“We appreciate the collaborative approach and the focus on keeping the interests of all our employees in mind,” interim Superintendent Pete Koehler said.
“While we would have like to see additional step movement funded, we appreciate that the district listened to our concerns and ideas,” said Pat Coffey, the Nampa Education Association’s lead negotiator.
The tone was not as upbeat during last year’s heated negotiations. Administrators pushed for the 14 unpaid furlough days to cut into a projected $3 million shortfall. The district imposed the furloughs over the objection of union negotiators.
With the tentative agreement, Nampa joins several other large districts that have settled contracts for 2014-15. Meridian, Boise, Vallivue, Caldwell and Idaho Falls are among the districts that have already come to terms.

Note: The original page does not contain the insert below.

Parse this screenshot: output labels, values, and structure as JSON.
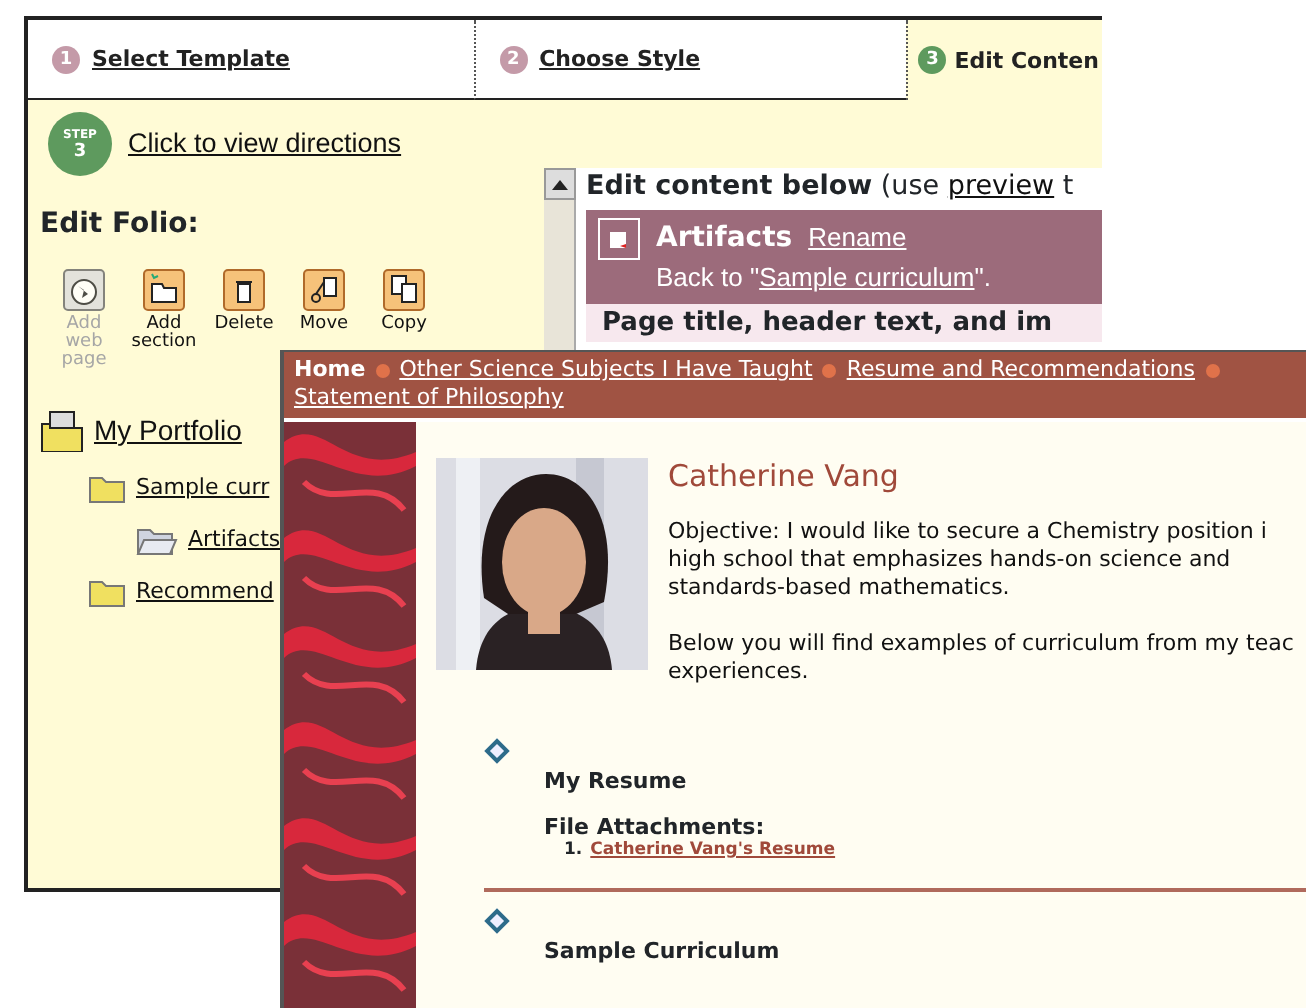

Contracts expire statewide on June 30. The Nampa district will send out 2014-15 contracts on July 1, based on the tentative agreement. The NEA and the Nampa School Board are expected to vote on the deal in early July.